Restoring media buyer confidence will ‘take time’, admits Ten boss McLennan



Ten has declared it is “absolutely committed” to closing the gap between its audience share and advertising revenue share but admitted it will take time for media buyers to regain their confidence in the network following the “unpredictability” of its scheduling and poor ratings.

Executive chairman and chief executive Hamish McLennan told an analyst briefing this morning that a “collapse” in its ratings at the start of the year – when The Biggest Loser and So You Think You Can Dance tanked – hit revenue and undermined market confidence.

But more stability in its scheduling, and a ratings boost since May thanks largely to MasterChef and The Bachelor, have paved the way for a greater sense of optimism, he said.

McLennan, speaking at the release of Ten’s financial results which saw the network cut losses by 41 per cent to $170m, said Ten captured an audience share in the capital city free-to-air market of 22.8 per cent but an ad revenue share of 20.5 per cent in the year to August 31.

Closing that gap “is an urgent priority,” he admitted.

“What we suffered from at the beginning of the year were two shows that were commissioned against an old strategy in a different time that caused a collapse in ratings. Because of that collapse, revenue share came off which was disappointing but understandable,” he said.

“We had a very good ratings bump from May onwards but there is just a lag in terms of a perception and how the market views you. It takes a while to catch up.

“It takes a while for the message to get across that we have ratings momentum and that we have new fresh vibrant shows that people want to place their money on. Looking forward, when we say we are going to launch a show, the media buyers are now more accepting that we will be able to nail it.

“What is also important is that we are bringing proper stability to our schedule. Monday to Friday between 5pm and 7.30pm we have a solid block that is growing ratings wise and that is resounding with media buyers.

Screen Shot 2014-10-16 at 12.56.55 PM“If you look at it from their perspective, while we have had good shows, we have been really inconsistent [in scheduling] and if you are placing media buying orders with Ten, or had been, because of our unpredictability that has just created uncertainty.”

McLennan said that without ratings “you don’t revenue growth”, adding it was expecting strong audience figures for the Big Bash cricket which kicks off in December and from I’m A Celebrity and Shark Tank which begin in the new years.

The reality shows offer “rich integration for advertisers” and are proven overseas, he said.

Asked whether Ten would close the audience and ad revenue gap in the 14/15 financial year, McLennan said: “We fully expect to close at a higher share.
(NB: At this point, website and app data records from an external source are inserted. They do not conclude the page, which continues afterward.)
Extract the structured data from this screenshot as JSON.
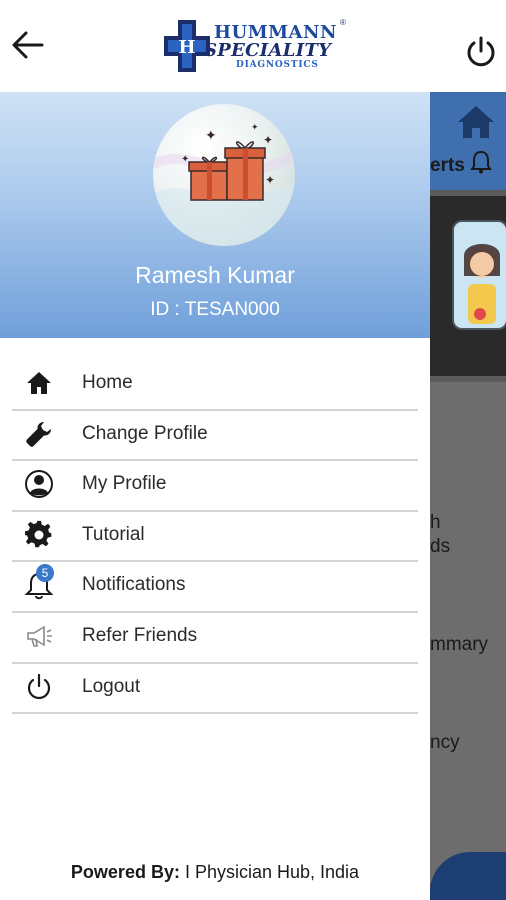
{
  "header": {
    "logo_line1": "HUMMANN",
    "logo_line2": "SPECIALITY",
    "logo_line3": "DIAGNOSTICS",
    "logo_reg": "®"
  },
  "background": {
    "alerts_text": "erts",
    "line1": "h",
    "line2": "ds",
    "line3": "mmary",
    "line4": "ncy"
  },
  "drawer": {
    "user_name": "Ramesh Kumar",
    "user_id": "ID : TESAN000",
    "menu": [
      {
        "label": "Home",
        "icon": "home-icon"
      },
      {
        "label": "Change Profile",
        "icon": "wrench-icon"
      },
      {
        "label": "My Profile",
        "icon": "user-circle-icon"
      },
      {
        "label": "Tutorial",
        "icon": "gear-icon"
      },
      {
        "label": "Notifications",
        "icon": "bell-icon",
        "badge": "5"
      },
      {
        "label": "Refer Friends",
        "icon": "megaphone-icon"
      },
      {
        "label": "Logout",
        "icon": "power-icon"
      }
    ],
    "footer_prefix": "Powered By:",
    "footer_text": " I Physician Hub, India"
  },
  "colors": {
    "brand_blue": "#1d4a9c",
    "header_gradient_top": "#cfe2f6",
    "header_gradient_bottom": "#6f9fda",
    "badge": "#3a78c9"
  }
}
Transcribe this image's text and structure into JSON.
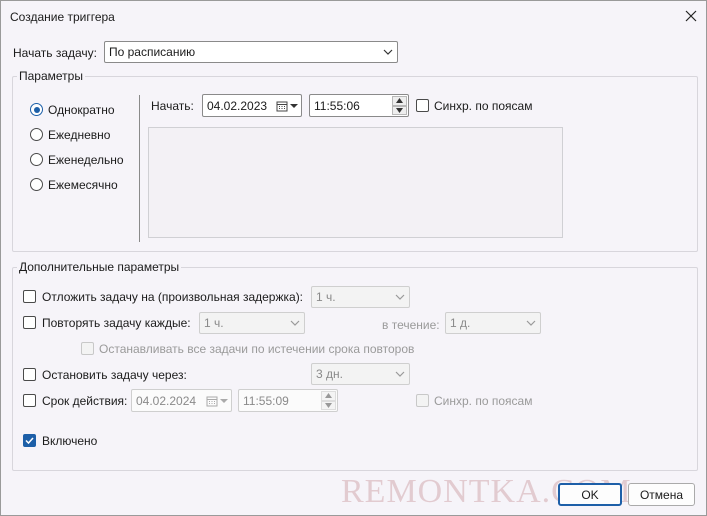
{
  "window": {
    "title": "Создание триггера"
  },
  "start_task": {
    "label": "Начать задачу:",
    "value": "По расписанию"
  },
  "parameters": {
    "title": "Параметры",
    "frequency": [
      {
        "label": "Однократно",
        "checked": true
      },
      {
        "label": "Ежедневно",
        "checked": false
      },
      {
        "label": "Еженедельно",
        "checked": false
      },
      {
        "label": "Ежемесячно",
        "checked": false
      }
    ],
    "start_label": "Начать:",
    "start_date": "04.02.2023",
    "start_time": "11:55:06",
    "sync_label": "Синхр. по поясам"
  },
  "advanced": {
    "title": "Дополнительные параметры",
    "delay_label": "Отложить задачу на (произвольная задержка):",
    "delay_value": "1 ч.",
    "repeat_label": "Повторять задачу каждые:",
    "repeat_value": "1 ч.",
    "duration_label": "в течение:",
    "duration_value": "1 д.",
    "stop_all_label": "Останавливать все задачи по истечении срока повторов",
    "stop_after_label": "Остановить задачу через:",
    "stop_after_value": "3 дн.",
    "expire_label": "Срок действия:",
    "expire_date": "04.02.2024",
    "expire_time": "11:55:09",
    "expire_sync_label": "Синхр. по поясам",
    "enabled_label": "Включено"
  },
  "buttons": {
    "ok": "OK",
    "cancel": "Отмена"
  },
  "watermark": "REMONTKA.COM",
  "colors": {
    "accent": "#1d5fa8",
    "background": "#f6f4f9"
  }
}
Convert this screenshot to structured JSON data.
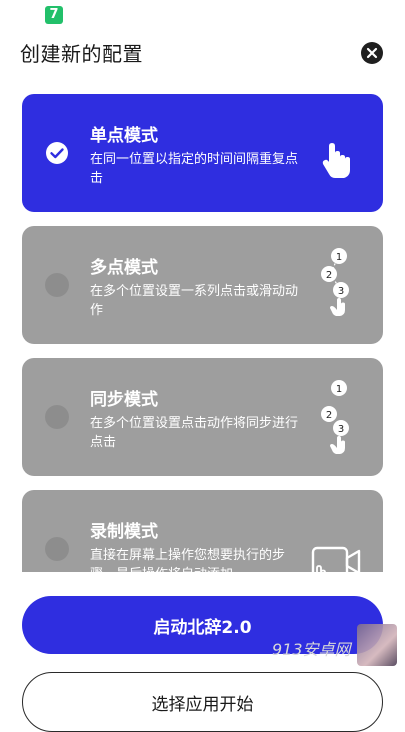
{
  "status_bar": {
    "app_badge": "7"
  },
  "header": {
    "title": "创建新的配置"
  },
  "icons": {
    "close": "close-icon",
    "check": "check-icon",
    "tap": "tap-hand-icon",
    "multi_tap": "multi-tap-icon",
    "sync_tap": "sync-tap-icon",
    "record": "screen-record-icon"
  },
  "modes": [
    {
      "title": "单点模式",
      "description": "在同一位置以指定的时间间隔重复点击",
      "selected": true
    },
    {
      "title": "多点模式",
      "description": "在多个位置设置一系列点击或滑动动作",
      "selected": false
    },
    {
      "title": "同步模式",
      "description": "在多个位置设置点击动作将同步进行点击",
      "selected": false
    },
    {
      "title": "录制模式",
      "description": "直接在屏幕上操作您想要执行的步骤，最后操作将自动添加",
      "selected": false
    }
  ],
  "step_numbers": [
    "1",
    "2",
    "3"
  ],
  "actions": {
    "start_label": "启动北辞2.0",
    "choose_app_label": "选择应用开始"
  },
  "watermark": {
    "text": "913安卓网"
  },
  "colors": {
    "accent": "#2f2ee0",
    "card_inactive": "#9e9e9e",
    "text_dark": "#1a1a1a"
  }
}
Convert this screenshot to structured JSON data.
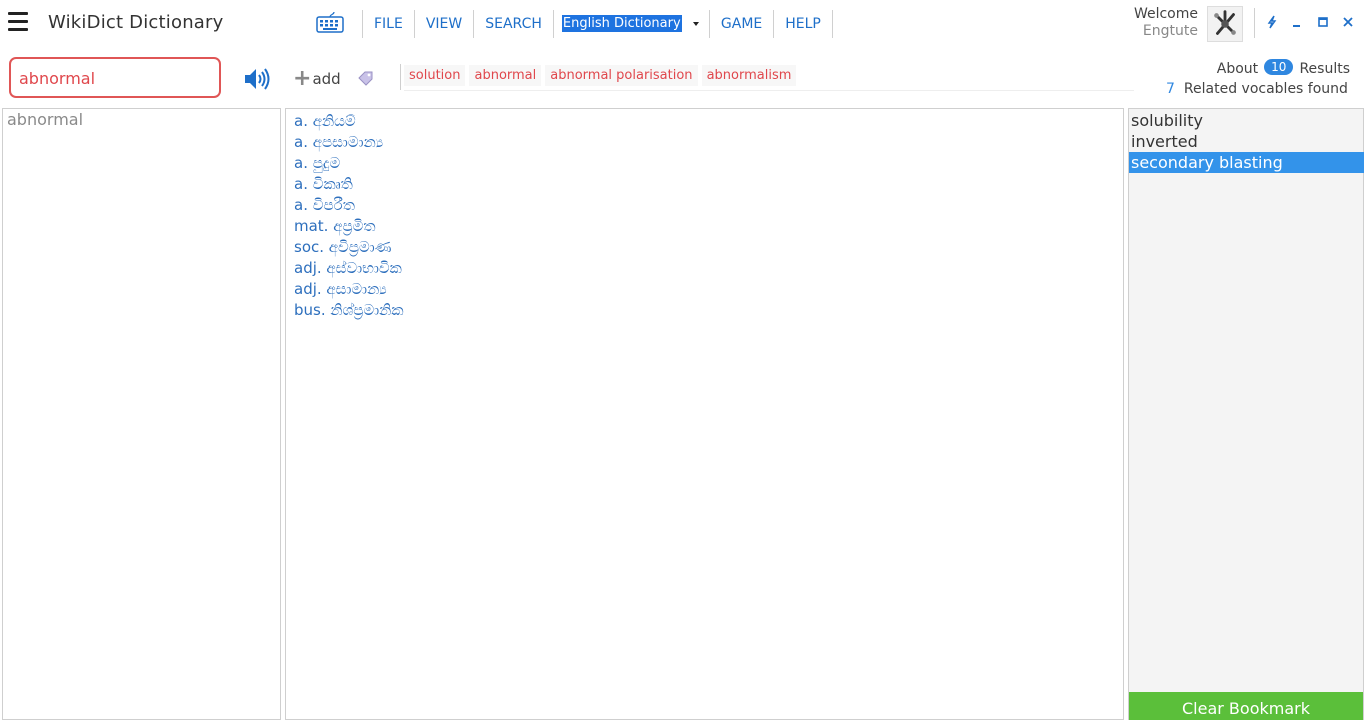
{
  "app": {
    "title": "WikiDict Dictionary"
  },
  "menu": {
    "file": "FILE",
    "view": "VIEW",
    "search": "SEARCH",
    "dictionary_selected": "English Dictionary",
    "game": "GAME",
    "help": "HELP"
  },
  "user": {
    "welcome": "Welcome",
    "name": "Engtute"
  },
  "search": {
    "value": "abnormal"
  },
  "toolbar": {
    "add_label": "add"
  },
  "suggestions": [
    "solution",
    "abnormal",
    "abnormal polarisation",
    "abnormalism"
  ],
  "results": {
    "about_label": "About",
    "count": "10",
    "results_label": "Results",
    "related_count": "7",
    "related_label": "Related vocables found"
  },
  "history": {
    "words": [
      "abnormal"
    ]
  },
  "meanings": [
    "a. අනියම්",
    "a. අපසාමාන්‍ය",
    "a. පුදුම",
    "a. විකෘති",
    "a. විපරීත",
    "mat. අප්‍රමිත",
    "soc. අවිප්‍රමාණ",
    "adj. අස්වාභාවික",
    "adj. අසාමාන්‍ය",
    "bus. නිශ්ප්‍රමානික"
  ],
  "bookmarks": {
    "items": [
      "solubility",
      "inverted",
      "secondary blasting"
    ],
    "selected_index": 2,
    "clear_label": "Clear Bookmark"
  },
  "colors": {
    "accent_blue": "#1e6fc9",
    "search_border": "#e05656",
    "selection": "#3393ea",
    "clear_button": "#5bbf3a"
  },
  "icons": [
    "hamburger-menu-icon",
    "keyboard-icon",
    "speaker-icon",
    "plus-icon",
    "tag-icon",
    "avatar-icon",
    "lightning-icon",
    "minimize-icon",
    "restore-icon",
    "close-icon"
  ]
}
There are no guarantees but we are absolutely focused on doing that.”

Meanwhile, McLennan downplayed any early move into the video on demand market (SVOD) and predicted “a lot of blood will be spilt” as companies throw cash at the sector. Some players “will never see a return”, he warned.

“Some companies will commit a lot of resources to it and not succeed. We are not going to rush onto it,” he said. “We have spoken to everyone and everyone is talking to each other but we are not going to commit huge amounts of capital just yet.

“We are going to hold back and see how it plays out. There will be winners and losers, and we privately have a view about what is going to happen, and I think it will get messy for some players. Some will spend a lot of money and never see a return.

McLennan said in some instances around the world, Netflix has stimulated interest in local dramas around SVOD which has complemented the “linear network TV broadcast quite nicely”.

“What is really critical for the success of any SVOD platform in having good local drama and we have good local drama.” he said. “We think that is going to be a valuable component going forward. We’re quite relaxed.”

He refused to rule out a venture in the next 12 months but added: “We’ll keep our cards close to our chest. We are prepared to play, but we are not prepared to commit vast sums of money.”

McLennan also said he was also not prepared to overpay to acquire more sporting events despite the probability of strong ratings.

“We are not going to blow our brains out on AFL or NRL if we are think it’s going to be loss maker. We will be selective and strategic and see if we can carve out a role with AFL and NRL and be a little bit cheeky along the way.”

He said Ten had proved the doubters wrong with the Big Bash and predicted revenue and ratings growth this year.

Steve Jones


Get the latest media and marketing industry news (and views) direct to your inbox.

Sign up to the free Mumbrella newsletter now.



Sign up to our free daily update to get the latest in media and marketing.